In practise: in our work on the Social Inclusion and mental wellbeing project, we have worked with local stakeholders to co-produce projects in each area that are based on local data.
In Knowle West, Bristol, our co-production of the final results honed-in on data that showed that people relied on service providers for advice, and that there was a wide-spread feeling that nothing good ever happened in the area- this led to Social Mirror and a local place-finding project.
In Murton, Country Durham, the finding that really caught local stakeholders attention was that single parents had the lowest life satisfaction and mental wellbeing was lowest, and that the data showed that they responded very well to increased social connections – this led to Murton Mams.
2. Co-produced: collaborate, do not ‘provide’.
It is important to ensure that you work with local people and stakeholders in planning projects, on an equal footing. This is not the same as consultation: “you told us, we did”, is not good enough. I have lost count of the amount of times I have heard local authority figures complain that they are providing ‘n’ service or ‘n’ event and people “just don’t turn up”.
However: co-production is not always appropriate. There is a scale that runs from long-term condition to one-off crisis, intersected by one that runs from infrastructure to social structure.
The closer you are to longer-term condition and social structure the more co-production is appropriate, the closer you are to crisis and infrastructure, the more ‘the-state-as-responsible-adult’ is appropriate: if you are having a heart attack you will need a non-co-produced state-led intervention to save you; to ensure you live beyond fifty, community-based services and a co-produced approach to managing your lifestyle will be most appropriate.

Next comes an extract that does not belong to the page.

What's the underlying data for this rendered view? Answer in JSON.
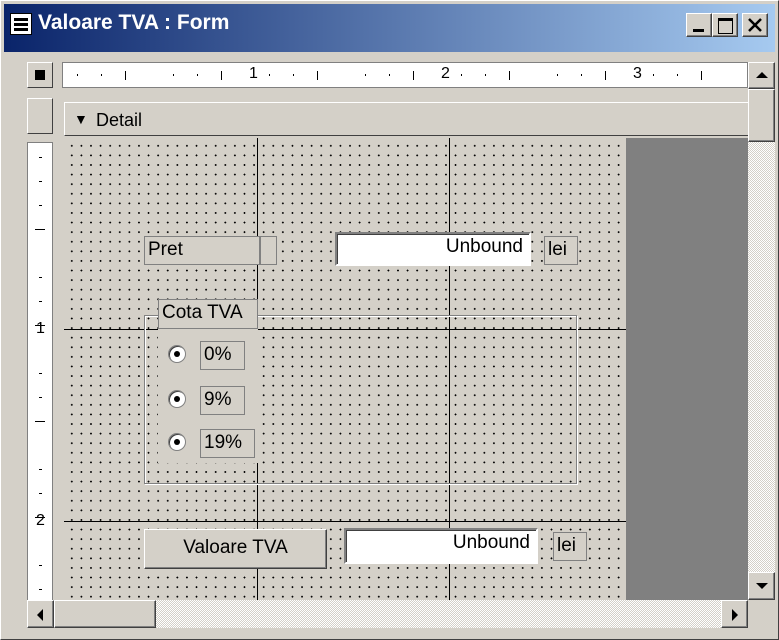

In practice: our community partner, the New Highfields Resident’s Group, is very effective at delivering youth and parent-and-toddler services as they do very intensive work to ensure that local residents shape their offer. It has required a lot of work to ensure that the local services see this as an asset, instead of viewing them as ‘competitor’ service providers who only have high footfall as their services are free.
However, when there are safeguarding issues, it is most appropriate that there are channels between service providers and community activities to ensure that the appropriate response is followed: this is articulated by community youth workers having self-help sessions with local council practitioners, and clear lines of communication with service providers such as care workers and the police.
3. Asset-based: trust your people and trust the process. Really working in an asset-based way is hard, and it often requires that you check your own assumptions. There is a need to link to what is already working and enhance it, and to then plug gaps or improve whatever is missing. This often takes time, and working in a truly asset-based way can be painful for local providers as they need to let go of control.
In practice: the Social Mirror project acts as a broker between local people and existing services. We use digitised Social Prescribing to link local people to community activities and groups that are already happening in their local area. Now, post-pilot, the key question will be whether the project will manage to properly integrate with existing processes, eventually becoming locally owned.
4. Resilient: build for resilience and sustainability. Projects need to ultimately be owned by a broad enough range of local stakeholders to ensure their survival over the medium to long-term. In ecological terms, resilience is the capacity of system to withstand shocks. In network terms, resilience means that the key players and drivers around a project need to be sufficiently intertwined and diverse that people – and funding streams! – can come in and out of the fore without the project falling over. A project with one key person driving it forward is just as fragile as a project with only one possible revenue stream.
In practice: our research in Littlehampton highlighted a handful of key community players who were known to get things done. By working with the national Community Organisers programme, 5 local people were recruited to door- knock locally over a year, engaging with around 500 people each and aiming to surface and jump-start civic activity. We are just coming up to the end of the year, a local resident-led campaign to challenge housing being built on local green spaces is just one of many different projects that have spun out thanks to our organisers.
Part 1: Five community rules, can be found here
This Summer she will be cycling 1000km in memory of our RSA colleague Dr Emma Lindley and in aid of Mind
You can find her on twitter: @la_gaia